(Exercise) Every record below is to be retyped exactly, with the pictures left out.

[Data records for software interfaces]
◆ ◆ ◆ ◆ ◆

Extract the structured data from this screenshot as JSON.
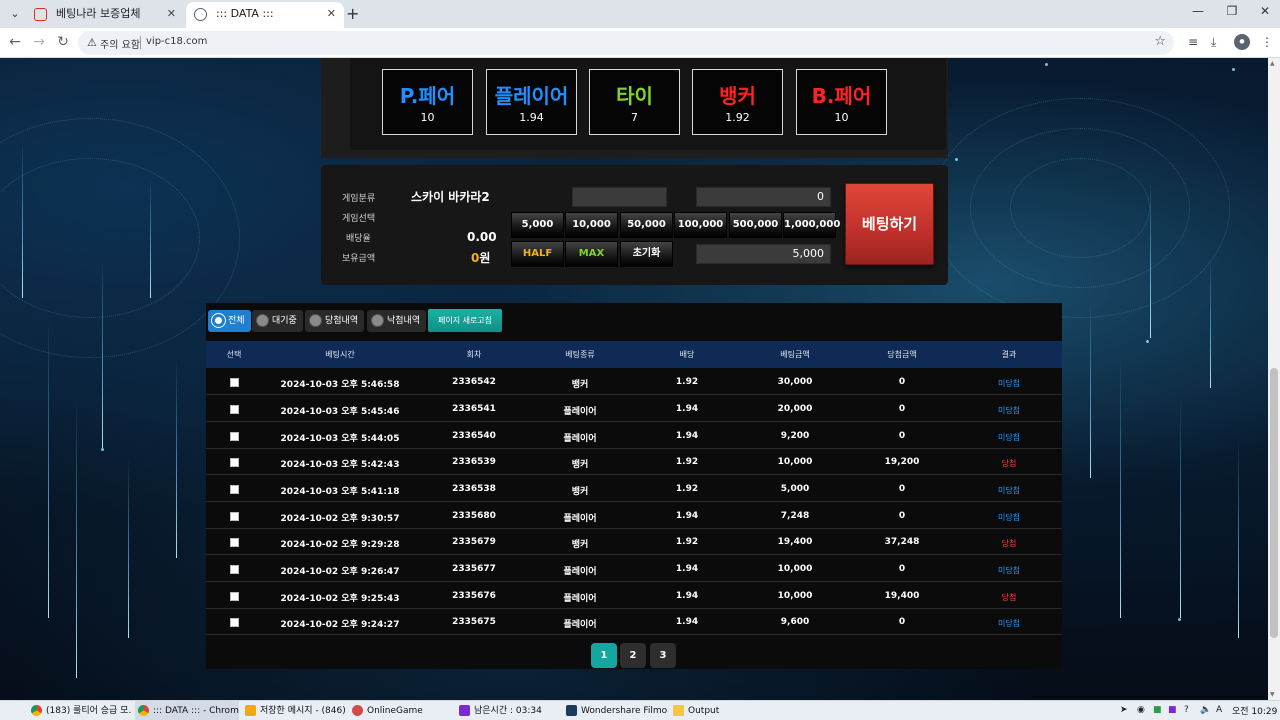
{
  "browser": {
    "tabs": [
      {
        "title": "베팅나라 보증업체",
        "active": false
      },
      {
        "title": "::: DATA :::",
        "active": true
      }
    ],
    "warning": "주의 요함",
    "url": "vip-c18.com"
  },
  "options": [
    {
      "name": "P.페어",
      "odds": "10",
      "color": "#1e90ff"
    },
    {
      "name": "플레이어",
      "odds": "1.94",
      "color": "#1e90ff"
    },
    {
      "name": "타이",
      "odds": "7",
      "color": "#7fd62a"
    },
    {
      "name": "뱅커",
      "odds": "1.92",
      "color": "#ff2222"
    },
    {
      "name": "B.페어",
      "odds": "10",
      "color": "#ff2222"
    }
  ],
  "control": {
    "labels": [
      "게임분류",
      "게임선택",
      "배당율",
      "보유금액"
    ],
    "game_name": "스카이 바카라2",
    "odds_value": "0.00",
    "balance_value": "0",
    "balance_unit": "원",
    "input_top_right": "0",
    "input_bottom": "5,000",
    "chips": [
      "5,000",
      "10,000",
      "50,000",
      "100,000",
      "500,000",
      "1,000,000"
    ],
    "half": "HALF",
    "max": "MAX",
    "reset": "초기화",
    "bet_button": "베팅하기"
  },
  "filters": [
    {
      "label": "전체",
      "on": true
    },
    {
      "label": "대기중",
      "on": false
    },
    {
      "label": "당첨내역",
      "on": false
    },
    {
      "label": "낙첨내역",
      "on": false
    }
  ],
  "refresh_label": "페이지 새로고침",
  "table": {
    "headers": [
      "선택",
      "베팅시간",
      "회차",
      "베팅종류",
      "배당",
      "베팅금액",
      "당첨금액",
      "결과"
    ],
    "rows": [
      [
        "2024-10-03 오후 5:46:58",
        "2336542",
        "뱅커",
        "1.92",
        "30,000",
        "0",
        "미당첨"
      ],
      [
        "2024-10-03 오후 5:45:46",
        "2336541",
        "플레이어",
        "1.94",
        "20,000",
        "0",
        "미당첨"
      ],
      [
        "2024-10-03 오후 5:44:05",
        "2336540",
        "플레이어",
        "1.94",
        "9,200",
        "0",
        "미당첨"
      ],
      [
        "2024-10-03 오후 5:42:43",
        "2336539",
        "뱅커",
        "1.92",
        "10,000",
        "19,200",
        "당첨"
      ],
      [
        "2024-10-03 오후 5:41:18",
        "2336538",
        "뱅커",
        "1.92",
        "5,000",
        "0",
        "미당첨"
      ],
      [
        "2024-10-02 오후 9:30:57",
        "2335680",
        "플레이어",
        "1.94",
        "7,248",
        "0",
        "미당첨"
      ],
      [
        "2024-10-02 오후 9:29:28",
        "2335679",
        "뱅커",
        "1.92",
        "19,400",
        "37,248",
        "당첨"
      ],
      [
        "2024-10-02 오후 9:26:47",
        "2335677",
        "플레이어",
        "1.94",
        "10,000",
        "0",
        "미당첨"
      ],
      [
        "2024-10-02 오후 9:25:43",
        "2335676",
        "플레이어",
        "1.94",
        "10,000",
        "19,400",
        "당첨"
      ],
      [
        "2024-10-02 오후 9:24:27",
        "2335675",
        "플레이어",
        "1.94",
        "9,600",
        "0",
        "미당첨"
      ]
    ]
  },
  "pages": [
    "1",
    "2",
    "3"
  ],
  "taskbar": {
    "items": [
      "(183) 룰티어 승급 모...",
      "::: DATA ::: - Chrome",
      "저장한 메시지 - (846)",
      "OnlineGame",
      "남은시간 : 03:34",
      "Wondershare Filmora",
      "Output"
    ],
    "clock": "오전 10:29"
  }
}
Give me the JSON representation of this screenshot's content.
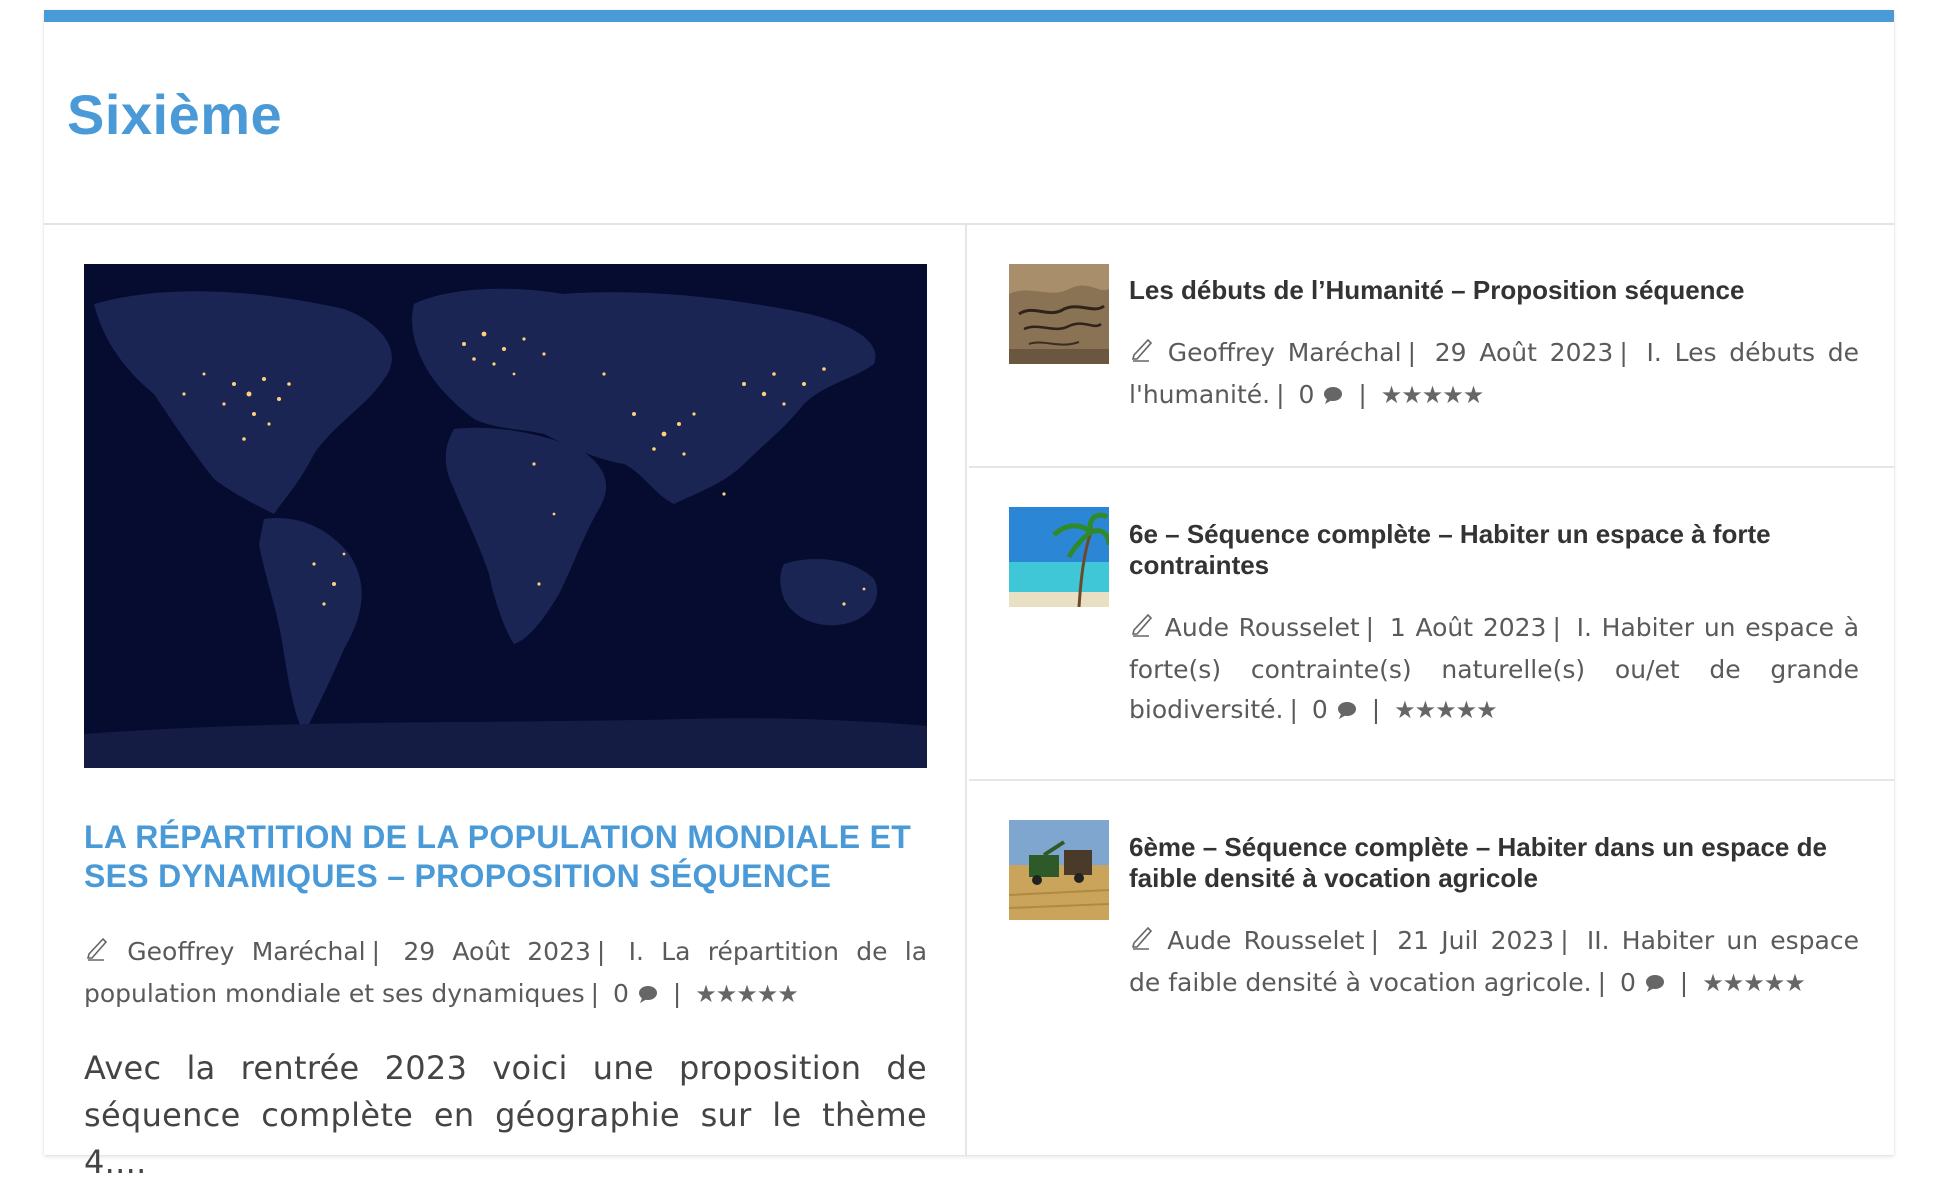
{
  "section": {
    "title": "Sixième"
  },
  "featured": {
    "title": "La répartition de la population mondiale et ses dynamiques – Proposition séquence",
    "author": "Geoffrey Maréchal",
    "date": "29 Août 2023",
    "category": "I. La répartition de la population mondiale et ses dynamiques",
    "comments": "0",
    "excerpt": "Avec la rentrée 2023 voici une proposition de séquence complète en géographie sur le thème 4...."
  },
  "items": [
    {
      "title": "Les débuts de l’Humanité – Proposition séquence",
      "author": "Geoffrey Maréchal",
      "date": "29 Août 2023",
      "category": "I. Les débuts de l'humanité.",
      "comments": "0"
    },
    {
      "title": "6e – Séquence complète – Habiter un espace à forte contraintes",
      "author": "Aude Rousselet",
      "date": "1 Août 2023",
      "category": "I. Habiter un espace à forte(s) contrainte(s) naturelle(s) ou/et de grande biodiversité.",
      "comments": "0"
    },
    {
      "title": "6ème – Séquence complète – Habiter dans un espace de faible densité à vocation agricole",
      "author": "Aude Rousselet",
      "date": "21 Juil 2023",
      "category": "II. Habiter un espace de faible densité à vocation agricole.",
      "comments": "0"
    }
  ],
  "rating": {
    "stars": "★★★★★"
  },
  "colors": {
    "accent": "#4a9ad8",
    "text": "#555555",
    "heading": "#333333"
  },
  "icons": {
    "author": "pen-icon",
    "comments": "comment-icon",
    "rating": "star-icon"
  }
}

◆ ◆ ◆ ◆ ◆

(Your response)
Extract the structured data from this screenshot as JSON.
{
  "browser": {
    "tabs": [
      {
        "title": "베팅나라 보증업체",
        "active": false
      },
      {
        "title": "::: DATA :::",
        "active": true
      }
    ],
    "warning": "주의 요함",
    "url": "vip-c18.com"
  },
  "options": [
    {
      "name": "P.페어",
      "odds": "10",
      "color": "#1e90ff"
    },
    {
      "name": "플레이어",
      "odds": "1.94",
      "color": "#1e90ff"
    },
    {
      "name": "타이",
      "odds": "7",
      "color": "#7fd62a"
    },
    {
      "name": "뱅커",
      "odds": "1.92",
      "color": "#ff2222"
    },
    {
      "name": "B.페어",
      "odds": "10",
      "color": "#ff2222"
    }
  ],
  "control": {
    "labels": [
      "게임분류",
      "게임선택",
      "배당율",
      "보유금액"
    ],
    "game_name": "스카이 바카라2",
    "odds_value": "0.00",
    "balance_value": "0",
    "balance_unit": "원",
    "input_top_right": "0",
    "input_bottom": "5,000",
    "chips": [
      "5,000",
      "10,000",
      "50,000",
      "100,000",
      "500,000",
      "1,000,000"
    ],
    "half": "HALF",
    "max": "MAX",
    "reset": "초기화",
    "bet_button": "베팅하기"
  },
  "filters": [
    {
      "label": "전체",
      "on": true
    },
    {
      "label": "대기중",
      "on": false
    },
    {
      "label": "당첨내역",
      "on": false
    },
    {
      "label": "낙첨내역",
      "on": false
    }
  ],
  "refresh_label": "페이지 새로고침",
  "table": {
    "headers": [
      "선택",
      "베팅시간",
      "회차",
      "베팅종류",
      "배당",
      "베팅금액",
      "당첨금액",
      "결과"
    ],
    "rows": [
      [
        "2024-10-03 오후 5:46:58",
        "2336542",
        "뱅커",
        "1.92",
        "30,000",
        "0",
        "미당첨"
      ],
      [
        "2024-10-03 오후 5:45:46",
        "2336541",
        "플레이어",
        "1.94",
        "20,000",
        "0",
        "미당첨"
      ],
      [
        "2024-10-03 오후 5:44:05",
        "2336540",
        "플레이어",
        "1.94",
        "9,200",
        "0",
        "미당첨"
      ],
      [
        "2024-10-03 오후 5:42:43",
        "2336539",
        "뱅커",
        "1.92",
        "10,000",
        "19,200",
        "당첨"
      ],
      [
        "2024-10-03 오후 5:41:18",
        "2336538",
        "뱅커",
        "1.92",
        "5,000",
        "0",
        "미당첨"
      ],
      [
        "2024-10-02 오후 9:30:57",
        "2335680",
        "플레이어",
        "1.94",
        "7,248",
        "0",
        "미당첨"
      ],
      [
        "2024-10-02 오후 9:29:28",
        "2335679",
        "뱅커",
        "1.92",
        "19,400",
        "37,248",
        "당첨"
      ],
      [
        "2024-10-02 오후 9:26:47",
        "2335677",
        "플레이어",
        "1.94",
        "10,000",
        "0",
        "미당첨"
      ],
      [
        "2024-10-02 오후 9:25:43",
        "2335676",
        "플레이어",
        "1.94",
        "10,000",
        "19,400",
        "당첨"
      ],
      [
        "2024-10-02 오후 9:24:27",
        "2335675",
        "플레이어",
        "1.94",
        "9,600",
        "0",
        "미당첨"
      ]
    ]
  },
  "pages": [
    "1",
    "2",
    "3"
  ],
  "taskbar": {
    "items": [
      "(183) 룰티어 승급 모...",
      "::: DATA ::: - Chrome",
      "저장한 메시지 - (846)",
      "OnlineGame",
      "남은시간 : 03:34",
      "Wondershare Filmora",
      "Output"
    ],
    "clock": "오전 10:29"
  }
}
Give me the JSON representation of this screenshot's content.
{
  "section": {
    "title": "Sixième"
  },
  "featured": {
    "title": "La répartition de la population mondiale et ses dynamiques – Proposition séquence",
    "author": "Geoffrey Maréchal",
    "date": "29 Août 2023",
    "category": "I. La répartition de la population mondiale et ses dynamiques",
    "comments": "0",
    "excerpt": "Avec la rentrée 2023 voici une proposition de séquence complète en géographie sur le thème 4...."
  },
  "items": [
    {
      "title": "Les débuts de l’Humanité – Proposition séquence",
      "author": "Geoffrey Maréchal",
      "date": "29 Août 2023",
      "category": "I. Les débuts de l'humanité.",
      "comments": "0"
    },
    {
      "title": "6e – Séquence complète – Habiter un espace à forte contraintes",
      "author": "Aude Rousselet",
      "date": "1 Août 2023",
      "category": "I. Habiter un espace à forte(s) contrainte(s) naturelle(s) ou/et de grande biodiversité.",
      "comments": "0"
    },
    {
      "title": "6ème – Séquence complète – Habiter dans un espace de faible densité à vocation agricole",
      "author": "Aude Rousselet",
      "date": "21 Juil 2023",
      "category": "II. Habiter un espace de faible densité à vocation agricole.",
      "comments": "0"
    }
  ],
  "rating": {
    "stars": "★★★★★"
  },
  "colors": {
    "accent": "#4a9ad8",
    "text": "#555555",
    "heading": "#333333"
  },
  "icons": {
    "author": "pen-icon",
    "comments": "comment-icon",
    "rating": "star-icon"
  }
}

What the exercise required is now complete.